Where a line below carries the word "Drive", include it in the count, then give the count alone.

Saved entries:
◇ ◇ ◇
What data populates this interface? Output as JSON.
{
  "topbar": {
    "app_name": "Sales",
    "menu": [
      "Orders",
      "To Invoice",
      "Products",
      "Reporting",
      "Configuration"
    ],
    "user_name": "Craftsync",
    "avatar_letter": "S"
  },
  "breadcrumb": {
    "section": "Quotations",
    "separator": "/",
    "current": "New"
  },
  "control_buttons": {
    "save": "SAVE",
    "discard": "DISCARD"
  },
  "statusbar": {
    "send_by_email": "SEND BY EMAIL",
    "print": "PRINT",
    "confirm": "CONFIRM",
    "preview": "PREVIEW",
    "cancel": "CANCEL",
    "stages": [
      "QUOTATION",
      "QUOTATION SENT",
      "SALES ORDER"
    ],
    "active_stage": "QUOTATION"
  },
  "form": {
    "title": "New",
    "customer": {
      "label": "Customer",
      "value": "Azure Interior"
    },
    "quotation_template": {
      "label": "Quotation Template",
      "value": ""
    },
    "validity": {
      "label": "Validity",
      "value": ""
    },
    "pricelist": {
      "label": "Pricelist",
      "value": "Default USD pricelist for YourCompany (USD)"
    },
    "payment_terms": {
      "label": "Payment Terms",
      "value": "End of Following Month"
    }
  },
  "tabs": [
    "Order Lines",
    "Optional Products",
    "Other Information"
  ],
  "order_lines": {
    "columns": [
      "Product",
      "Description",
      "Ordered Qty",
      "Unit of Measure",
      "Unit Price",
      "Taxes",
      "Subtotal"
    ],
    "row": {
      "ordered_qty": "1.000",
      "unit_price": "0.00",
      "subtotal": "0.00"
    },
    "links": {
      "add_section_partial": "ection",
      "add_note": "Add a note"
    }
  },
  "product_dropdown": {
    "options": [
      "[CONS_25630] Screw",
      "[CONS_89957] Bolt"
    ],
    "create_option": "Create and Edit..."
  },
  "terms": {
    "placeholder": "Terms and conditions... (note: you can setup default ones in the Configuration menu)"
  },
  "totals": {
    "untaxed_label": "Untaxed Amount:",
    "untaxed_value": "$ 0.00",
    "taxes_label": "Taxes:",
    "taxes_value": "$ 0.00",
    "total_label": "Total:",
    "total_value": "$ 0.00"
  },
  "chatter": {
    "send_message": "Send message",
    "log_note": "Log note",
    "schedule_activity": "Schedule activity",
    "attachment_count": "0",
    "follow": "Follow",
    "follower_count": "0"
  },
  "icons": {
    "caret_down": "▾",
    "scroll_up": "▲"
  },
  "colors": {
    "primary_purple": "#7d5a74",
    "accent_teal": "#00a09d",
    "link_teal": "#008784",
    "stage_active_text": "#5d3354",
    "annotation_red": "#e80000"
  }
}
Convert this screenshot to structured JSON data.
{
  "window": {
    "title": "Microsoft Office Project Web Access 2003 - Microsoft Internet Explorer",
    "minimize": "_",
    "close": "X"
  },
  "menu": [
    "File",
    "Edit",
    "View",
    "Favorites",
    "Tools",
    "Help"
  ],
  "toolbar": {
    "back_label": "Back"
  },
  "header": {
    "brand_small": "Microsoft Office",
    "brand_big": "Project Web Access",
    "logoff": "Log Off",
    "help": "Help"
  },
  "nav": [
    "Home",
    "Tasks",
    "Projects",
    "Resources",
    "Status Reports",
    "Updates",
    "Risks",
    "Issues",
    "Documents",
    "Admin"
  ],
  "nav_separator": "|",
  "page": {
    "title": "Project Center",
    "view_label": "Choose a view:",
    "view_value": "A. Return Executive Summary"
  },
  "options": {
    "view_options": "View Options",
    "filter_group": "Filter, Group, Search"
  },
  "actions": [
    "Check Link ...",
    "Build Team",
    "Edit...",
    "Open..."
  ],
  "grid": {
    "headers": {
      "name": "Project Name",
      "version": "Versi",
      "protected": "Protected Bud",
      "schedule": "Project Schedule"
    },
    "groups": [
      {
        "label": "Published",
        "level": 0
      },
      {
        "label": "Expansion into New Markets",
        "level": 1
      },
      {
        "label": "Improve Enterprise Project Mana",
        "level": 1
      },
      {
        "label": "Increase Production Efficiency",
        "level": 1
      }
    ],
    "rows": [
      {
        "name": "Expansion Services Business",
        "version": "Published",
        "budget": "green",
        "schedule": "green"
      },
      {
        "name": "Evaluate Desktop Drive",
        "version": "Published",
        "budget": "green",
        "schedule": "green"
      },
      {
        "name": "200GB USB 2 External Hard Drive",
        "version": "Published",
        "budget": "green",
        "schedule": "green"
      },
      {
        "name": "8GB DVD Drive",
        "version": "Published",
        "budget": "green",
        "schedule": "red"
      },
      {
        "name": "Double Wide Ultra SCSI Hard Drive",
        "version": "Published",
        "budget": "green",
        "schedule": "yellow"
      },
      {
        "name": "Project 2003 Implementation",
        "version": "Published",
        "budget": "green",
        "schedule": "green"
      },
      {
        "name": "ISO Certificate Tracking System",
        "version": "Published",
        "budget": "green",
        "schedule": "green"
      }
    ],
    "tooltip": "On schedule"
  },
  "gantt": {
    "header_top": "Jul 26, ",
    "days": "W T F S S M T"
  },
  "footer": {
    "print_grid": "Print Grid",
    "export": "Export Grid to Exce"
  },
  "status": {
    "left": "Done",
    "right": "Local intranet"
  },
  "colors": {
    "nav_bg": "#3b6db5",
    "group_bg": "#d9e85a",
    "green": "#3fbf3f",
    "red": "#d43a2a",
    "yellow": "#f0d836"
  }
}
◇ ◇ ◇
**Written response**
4